Protecting languages, preserving cultures
The world’s indigenous languages are under threat of disappearing, with one language dying every two weeks and many more at risk. To address the question on how to maintain the roughly 6000 indigenous languages, UN DESA’s Division for Social Policy and Development (DSPD), Secretariat of the Permanent Forum on Indigenous Issues, organised an expert group meeting on indigenous languages on 19-21 January in New York.
Ms. Daniela Bas, Director of DSPD, referred to the newly adopted Sustainable Development Agenda which aims at leaving no one behind, emphasising that it is also critical to not leave any language behind. The revitalisation of indigenous languages is essential for ensuring the continuation and transmission of culture, customs and history, but it is also important to address biodiversity loss and climate change. “Saving indigenous languages is crucial to ensure the protection of the cultural identity and dignity of indigenous peoples and safeguard their traditional heritage,” said Professor Megan Davis, Chair of the Permanent Forum on Indigenous Issues.

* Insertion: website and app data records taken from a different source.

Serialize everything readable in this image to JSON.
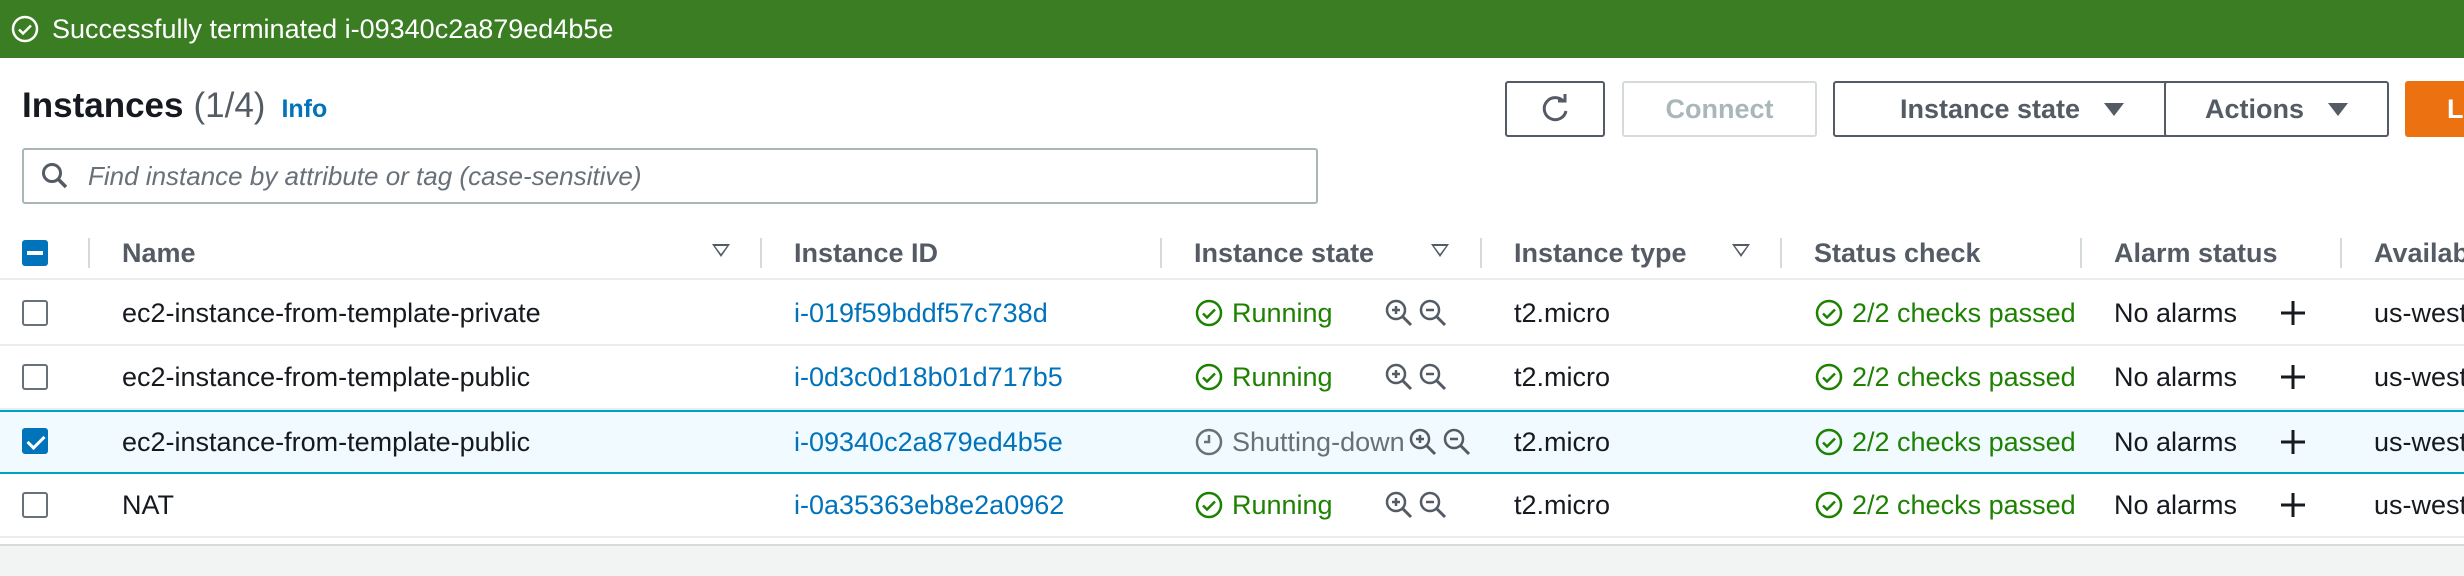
{
  "flash": {
    "message": "Successfully terminated i-09340c2a879ed4b5e",
    "icon": "check-circle-icon",
    "color": "#3b7d23"
  },
  "header": {
    "title": "Instances",
    "count": "(1/4)",
    "info_link": "Info"
  },
  "toolbar": {
    "refresh_icon": "refresh-icon",
    "connect_label": "Connect",
    "instance_state_label": "Instance state",
    "actions_label": "Actions",
    "launch_label": "La"
  },
  "search": {
    "placeholder": "Find instance by attribute or tag (case-sensitive)",
    "value": ""
  },
  "table": {
    "columns": [
      "Name",
      "Instance ID",
      "Instance state",
      "Instance type",
      "Status check",
      "Alarm status",
      "Availab"
    ],
    "rows": [
      {
        "selected": false,
        "name": "ec2-instance-from-template-private",
        "id": "i-019f59bddf57c738d",
        "state": "Running",
        "type": "t2.micro",
        "status": "2/2 checks passed",
        "alarm": "No alarms",
        "az": "us-west"
      },
      {
        "selected": false,
        "name": "ec2-instance-from-template-public",
        "id": "i-0d3c0d18b01d717b5",
        "state": "Running",
        "type": "t2.micro",
        "status": "2/2 checks passed",
        "alarm": "No alarms",
        "az": "us-west"
      },
      {
        "selected": true,
        "name": "ec2-instance-from-template-public",
        "id": "i-09340c2a879ed4b5e",
        "state": "Shutting-down",
        "type": "t2.micro",
        "status": "2/2 checks passed",
        "alarm": "No alarms",
        "az": "us-west"
      },
      {
        "selected": false,
        "name": "NAT",
        "id": "i-0a35363eb8e2a0962",
        "state": "Running",
        "type": "t2.micro",
        "status": "2/2 checks passed",
        "alarm": "No alarms",
        "az": "us-west"
      }
    ]
  },
  "colors": {
    "link": "#0073bb",
    "success": "#1d8102",
    "primary_button": "#ec7211"
  }
}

A wide range of linguistic experts, indigenous peoples, representatives from Member States, the United Nations and other stakeholders gathered at the meeting. They shared numerous examples of good practices to keep languages alive, highlighting the crucial function of intergenerational transmission, the particular role of indigenous women, and the importance of mother tongue education.
“The language represents the way of thinking of a people,” said Francisco Cali Tzay, Chair of the Committee on the Elimination of Racial Discrimination (CERD). The meeting especially focused on indigenous peoples’ initiatives to revitalize indigenous languages through information and communication technologies, such as using WhatsApp, online karaoke songs, social media, web tools in indigenous languages.

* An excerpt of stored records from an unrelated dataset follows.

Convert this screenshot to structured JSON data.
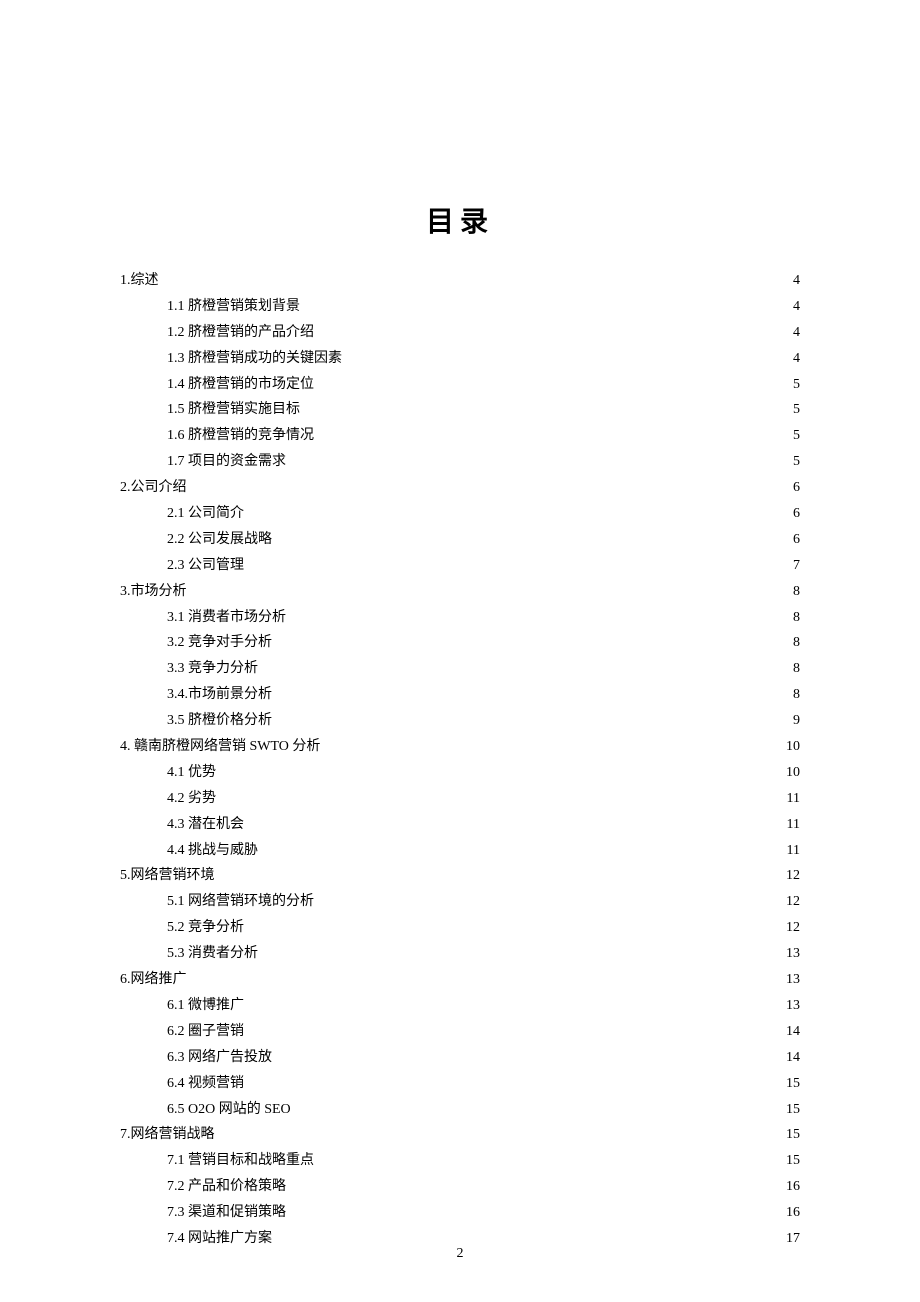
{
  "title": "目录",
  "page_number": "2",
  "toc": [
    {
      "level": 1,
      "label": "1.综述",
      "page": "4"
    },
    {
      "level": 2,
      "label": "1.1 脐橙营销策划背景",
      "page": "4"
    },
    {
      "level": 2,
      "label": "1.2 脐橙营销的产品介绍",
      "page": "4"
    },
    {
      "level": 2,
      "label": "1.3 脐橙营销成功的关键因素",
      "page": "4"
    },
    {
      "level": 2,
      "label": "1.4 脐橙营销的市场定位",
      "page": "5"
    },
    {
      "level": 2,
      "label": "1.5 脐橙营销实施目标",
      "page": "5"
    },
    {
      "level": 2,
      "label": "1.6 脐橙营销的竞争情况",
      "page": "5"
    },
    {
      "level": 2,
      "label": "1.7 项目的资金需求",
      "page": "5"
    },
    {
      "level": 1,
      "label": "2.公司介绍",
      "page": "6"
    },
    {
      "level": 2,
      "label": "2.1 公司简介",
      "page": "6"
    },
    {
      "level": 2,
      "label": "2.2 公司发展战略",
      "page": "6"
    },
    {
      "level": 2,
      "label": "2.3 公司管理",
      "page": "7"
    },
    {
      "level": 1,
      "label": "3.市场分析",
      "page": "8"
    },
    {
      "level": 2,
      "label": "3.1 消费者市场分析 ",
      "page": "8"
    },
    {
      "level": 2,
      "label": "3.2 竞争对手分析 ",
      "page": "8"
    },
    {
      "level": 2,
      "label": "3.3 竞争力分析",
      "page": "8"
    },
    {
      "level": 2,
      "label": "3.4.市场前景分析",
      "page": "8"
    },
    {
      "level": 2,
      "label": "3.5 脐橙价格分析",
      "page": "9"
    },
    {
      "level": 1,
      "label": "4. 赣南脐橙网络营销 SWTO 分析 ",
      "page": "10"
    },
    {
      "level": 2,
      "label": "4.1 优势   ",
      "page": "10"
    },
    {
      "level": 2,
      "label": "4.2 劣势 ",
      "page": "11"
    },
    {
      "level": 2,
      "label": "4.3 潜在机会 ",
      "page": "11"
    },
    {
      "level": 2,
      "label": "4.4 挑战与威胁 ",
      "page": "11"
    },
    {
      "level": 1,
      "label": "5.网络营销环境",
      "page": "12"
    },
    {
      "level": 2,
      "label": "5.1 网络营销环境的分析 ",
      "page": "12"
    },
    {
      "level": 2,
      "label": "5.2 竞争分析 ",
      "page": "12"
    },
    {
      "level": 2,
      "label": "5.3 消费者分析 ",
      "page": "13"
    },
    {
      "level": 1,
      "label": "6.网络推广",
      "page": "13"
    },
    {
      "level": 2,
      "label": "6.1 微博推广 ",
      "page": "13"
    },
    {
      "level": 2,
      "label": "6.2 圈子营销 ",
      "page": "14"
    },
    {
      "level": 2,
      "label": "6.3 网络广告投放 ",
      "page": "14"
    },
    {
      "level": 2,
      "label": "6.4 视频营销 ",
      "page": "15"
    },
    {
      "level": 2,
      "label": "6.5 O2O 网站的 SEO ",
      "page": "15"
    },
    {
      "level": 1,
      "label": "7.网络营销战略",
      "page": "15"
    },
    {
      "level": 2,
      "label": "7.1 营销目标和战略重点 ",
      "page": "15"
    },
    {
      "level": 2,
      "label": "7.2 产品和价格策略 ",
      "page": "16"
    },
    {
      "level": 2,
      "label": "7.3 渠道和促销策略 ",
      "page": "16"
    },
    {
      "level": 2,
      "label": "7.4 网站推广方案 ",
      "page": "17"
    }
  ]
}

The importance of languages cannot be undervalued. “It is the preservation of invaluable wisdom, traditional knowledge and expressions of art and beauty, and we have to make sure that we do not lose this”, Lenni Montiel, UN DESA’s Assistant Secretary-General for Economic Development concluded in the closing remarks highlighting the urgency to act.

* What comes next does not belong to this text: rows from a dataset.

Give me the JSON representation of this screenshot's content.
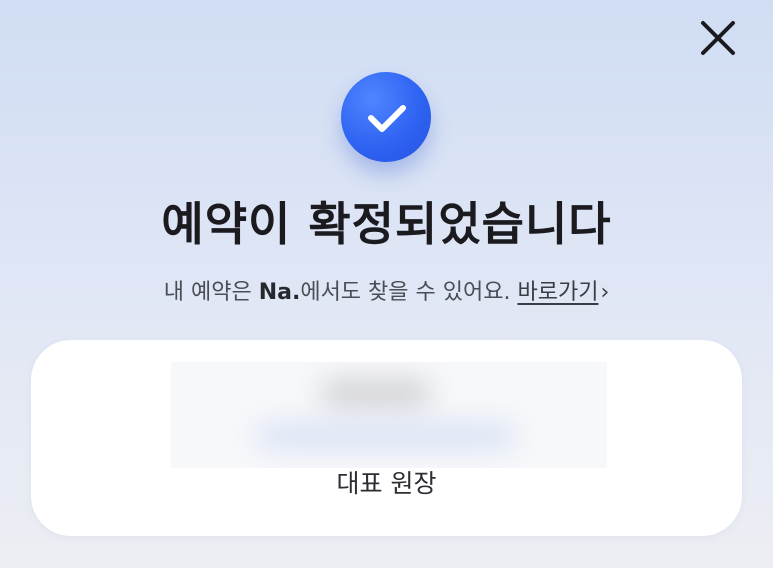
{
  "header": {
    "close_icon": "close-icon"
  },
  "badge": {
    "icon": "check-icon",
    "color": "#2f63f2"
  },
  "confirmation": {
    "title": "예약이 확정되었습니다",
    "subtitle_prefix": "내 예약은 ",
    "subtitle_brand": "Na.",
    "subtitle_suffix": "에서도 찾을 수 있어요. ",
    "shortcut_label": "바로가기",
    "shortcut_chevron": "›"
  },
  "card": {
    "role": "대표 원장"
  }
}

The final report and recommendations from the meeting will be presented to the Permanent Forum on Indigenous Issues at its May 2016 session.